It’s OK to be a Yankee Doodle Dandee
I was once part of the band that would be eventually named “George M. Cohan’s Own“, and I was interested to read about the recent Independence Day weekend unveiling of a new bust of George M. Cohan on Wickenden street. It is a fitting tribute to the man who penned so many patriotic songs.
The Broadway impresario, who provided the American soundtrack for World War I and World War II, is an emblem of a time that can seem impossibly distant for the young and skeptical: a time of unabashed pride in country.
He was of an era, said Michael Fink, a Cohan aficionado and professor of English at the Rhode Island School of Design, when freedom meant something other than the opportunity to criticize.

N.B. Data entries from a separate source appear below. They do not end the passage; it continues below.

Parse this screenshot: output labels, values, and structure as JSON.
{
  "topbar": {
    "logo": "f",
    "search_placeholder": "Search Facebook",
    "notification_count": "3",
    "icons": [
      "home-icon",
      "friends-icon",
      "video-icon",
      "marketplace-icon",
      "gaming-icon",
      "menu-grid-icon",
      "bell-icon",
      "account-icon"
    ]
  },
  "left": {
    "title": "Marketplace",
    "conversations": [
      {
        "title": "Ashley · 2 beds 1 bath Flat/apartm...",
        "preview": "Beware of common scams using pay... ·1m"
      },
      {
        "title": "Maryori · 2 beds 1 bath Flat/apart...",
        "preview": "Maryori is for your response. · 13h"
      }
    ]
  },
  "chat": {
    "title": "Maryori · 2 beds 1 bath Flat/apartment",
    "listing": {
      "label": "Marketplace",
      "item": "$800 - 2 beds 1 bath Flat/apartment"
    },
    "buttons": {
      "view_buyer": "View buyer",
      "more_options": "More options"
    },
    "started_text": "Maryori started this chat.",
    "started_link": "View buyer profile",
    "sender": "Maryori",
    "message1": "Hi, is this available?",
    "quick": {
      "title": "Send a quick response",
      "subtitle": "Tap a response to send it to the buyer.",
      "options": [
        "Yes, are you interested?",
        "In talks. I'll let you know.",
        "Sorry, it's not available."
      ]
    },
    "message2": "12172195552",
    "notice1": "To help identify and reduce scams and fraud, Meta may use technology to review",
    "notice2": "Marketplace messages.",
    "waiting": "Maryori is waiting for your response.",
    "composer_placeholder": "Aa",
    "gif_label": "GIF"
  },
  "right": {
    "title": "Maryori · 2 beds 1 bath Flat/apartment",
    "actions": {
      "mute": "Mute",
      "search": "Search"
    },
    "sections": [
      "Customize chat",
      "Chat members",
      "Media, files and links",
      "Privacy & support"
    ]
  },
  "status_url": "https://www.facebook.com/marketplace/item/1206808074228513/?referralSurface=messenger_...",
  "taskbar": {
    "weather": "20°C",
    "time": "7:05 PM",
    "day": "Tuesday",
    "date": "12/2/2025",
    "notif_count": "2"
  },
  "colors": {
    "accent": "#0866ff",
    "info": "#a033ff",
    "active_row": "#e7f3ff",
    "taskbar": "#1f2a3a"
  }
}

“In my generation,” Fink said, “we were free to love America.”
I appreciate the work that Fink has done to memorialize Cohan, but I thought that an odd thing to say. We are still free to love America. We always have been. That is, unless we let contemporary politics color our perception, as described in David Scharfenberg’s story:
Cohan, portrayed by James Cagney in the 1942 biopic Yankee Doodle Dandy, was not the idealized figure of the film. He divorced once. Clashed with the Broadway actors union. He had some warts.
And for the children of the Watergate era, the warts are the thing. Or are they?
The youthful embrace of Barack Obama — still strong seven months into his administration — suggests a longing for a new sort of patriotism. Perhaps not Yankee Doodle Dandy. More critical than that. More reserved.
But something hopeful and proud, nonetheless.
The young and liberal-minded were not free to love America under President Bush. But now, for the hipsters ambling past that bust of George M. Cohan, an opening.
Apparently, the “young and liberal-minded” (and I suspect some of the “old”) are conflating patriotism with politics, which cheapens the former. America is greater than contemporary political personalities and their policies. We should love America for its ideals–liberty, freedom, opportunity–regardless of whether we think those ideals are being followed or not. Patriotism is love for or devotion to one’s country. Not the person who leads it, no matter how magnificent he or she may or may not be.